Unused, unflown and unrefunded tickets are one of the most technically difficult challenges emerging in the business travel world. Data is sometimes lacking, it’s often manually extracted, and it’s often in the form of raw data. If you haven’t yet, read through Part 1 of this post where I walked through two of the main challenges: Finding out what happened to disrupted trips and finding out what happened to the associated spend or refund.

Phase 2: Travel picking back up

Having walked through Phase 1: The peak of the first wave, we need to start looking at the current phase and what we expect to see after that.

In the past month or so, we are seeing just the early signs of recovery for travel. We are all hopeful that travel can soon be back on its feet, though we can expect muddled progress through potential second and third waves of COVID-19. It’ll likely feel like ‘two steps forward – one step back’.

The recovery of travel is thought to also come with a third challenge – a risk. To understand the risk, let’s go back in time to March. The pandemic had just hit a significant portion of the travel world, and airlines had to immediately cancel many of their flights. At that time many airlines were looking to retain as much cash as possible so to help them through the forecast recession with next to zero revenue. Airlines were providing travelers with a “voucher” for future use. In some cases, where governments stepped in to require airlines to offer a refund, they could have in addition proposed a voucher with potentially more favorable terms (from a technical perspective – this could be captured as an Unused Tickets). Instructions for reclaiming the vouchers could have sometimes referred the travelers to the airline’s web site.
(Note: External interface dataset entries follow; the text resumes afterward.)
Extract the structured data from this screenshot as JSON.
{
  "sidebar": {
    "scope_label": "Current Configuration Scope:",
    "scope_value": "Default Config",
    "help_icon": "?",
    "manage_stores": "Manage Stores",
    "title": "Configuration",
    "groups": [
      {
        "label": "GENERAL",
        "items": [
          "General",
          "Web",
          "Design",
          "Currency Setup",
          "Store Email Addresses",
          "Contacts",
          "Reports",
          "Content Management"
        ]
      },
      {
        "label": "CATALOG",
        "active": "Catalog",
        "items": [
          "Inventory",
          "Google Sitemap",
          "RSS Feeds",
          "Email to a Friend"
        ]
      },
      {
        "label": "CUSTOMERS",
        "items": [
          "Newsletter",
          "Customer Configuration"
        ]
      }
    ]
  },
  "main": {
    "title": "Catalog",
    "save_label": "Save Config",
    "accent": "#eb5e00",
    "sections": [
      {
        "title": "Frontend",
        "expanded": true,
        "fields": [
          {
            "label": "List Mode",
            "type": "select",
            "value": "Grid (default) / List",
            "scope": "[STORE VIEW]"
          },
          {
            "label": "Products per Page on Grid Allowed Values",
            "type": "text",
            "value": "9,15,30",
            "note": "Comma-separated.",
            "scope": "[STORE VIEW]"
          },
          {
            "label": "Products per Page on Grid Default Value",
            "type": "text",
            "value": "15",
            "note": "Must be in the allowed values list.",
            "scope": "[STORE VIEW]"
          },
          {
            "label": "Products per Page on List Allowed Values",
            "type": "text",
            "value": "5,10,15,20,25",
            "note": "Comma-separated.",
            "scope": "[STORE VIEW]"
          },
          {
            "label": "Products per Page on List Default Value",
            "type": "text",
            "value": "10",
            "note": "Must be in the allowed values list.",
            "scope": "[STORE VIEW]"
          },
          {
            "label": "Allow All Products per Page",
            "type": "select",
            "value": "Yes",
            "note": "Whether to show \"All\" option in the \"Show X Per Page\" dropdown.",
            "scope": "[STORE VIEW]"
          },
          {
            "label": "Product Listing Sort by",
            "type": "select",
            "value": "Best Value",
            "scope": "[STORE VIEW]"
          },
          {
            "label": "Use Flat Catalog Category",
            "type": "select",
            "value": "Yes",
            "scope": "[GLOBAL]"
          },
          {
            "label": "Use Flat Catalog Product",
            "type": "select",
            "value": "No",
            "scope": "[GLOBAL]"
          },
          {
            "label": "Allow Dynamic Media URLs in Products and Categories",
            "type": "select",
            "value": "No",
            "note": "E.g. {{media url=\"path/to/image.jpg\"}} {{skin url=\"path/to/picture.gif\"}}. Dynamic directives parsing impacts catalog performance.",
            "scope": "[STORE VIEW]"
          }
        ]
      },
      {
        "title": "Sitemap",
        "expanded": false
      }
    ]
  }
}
The risk of business travelers receiving vouchers directly from the airlines is that they could reclaim it directly with the airlines. In such case the flight will likely not be monitored by the TMC and the Travel Manager will many times not have visibility to the fact that it is happening. This puts the company and its travelers at risk in terms of ensuring the traveler’s safety bypassing a Duty of Care. It is intimidating to think of a scenario of a (positive) quick travel recovery where hundreds of flights unfortunately happen off-program/off-channel by travelers directly re-using vouchers with airlines, and then a second/third wave of COVID-19 hitting and endangering company’s travelers, without the company even being aware that the travelers are on trip.

Beyond the risk of safety and security, there is also a slight but potential risk of improper or even dishonest use of the voucher – for their own personal trips. This could even happen by travelers who have been let go by the company and have not “returned” their voucher to their manager upon their leaving.

Not all TMCs are able to provide visibility into such direct off-program use of vouchers, which may be putting their clients at such risk. Travel Managers may need to seek technology help from one of their TMC’s partners, or from a 3rd party provider.

Phase 3: Air travel is back

Ultimately, travel will be back. It might take longer than we would have hoped, it will almost certainly be a bumpy ride. It might be at a lower level than in 2019. But it will be back. And with that, much of the Unused Tickets would have been used, hence visibility would no longer be a significant challenge, nor would be the risk of their off-program utilization.

With flights back to normal, the airlines would no longer be expected to hold off on expiration of Unused Tickets. With a large volume of these tickets created due to the canceled March-April flights will now reach its expiration date, likely somewhere in 2021. And with that, the challenge of reducing expiration of Unused Tickets, is at its full relevancy. Ensuring that year-old Unused Tickets, which commonly have an expiration date set 12 months ahead – won’t end up expiring due to lack of visibility, especially when there isn’t really an opportunity to exchange them for new trips. Whilst ticket expiry dates have been extended, it doesn’t change the common narrative I’m hearing day after day on exploratory calls, “I just can’t get a report to know when they [airline tickets] expire”.

Travel Managers will want to ensure that their TMCs are optimally matching Unused Tickets to new flights with which they could be utilized and exchanged.

Final thoughts

These are unique times that bring novel challenges never occurring before at such a scale. Will the future pan out as I captured it above, and entail the challenges that I’ve portrayed? Some will likely materialize while the rest will likely unfold in a different way. In any case I’d like to encourage Travel Managers to invest some of their time in playing out the travel world one year ahead, and making sure they are prepared to the new challenges yet to come.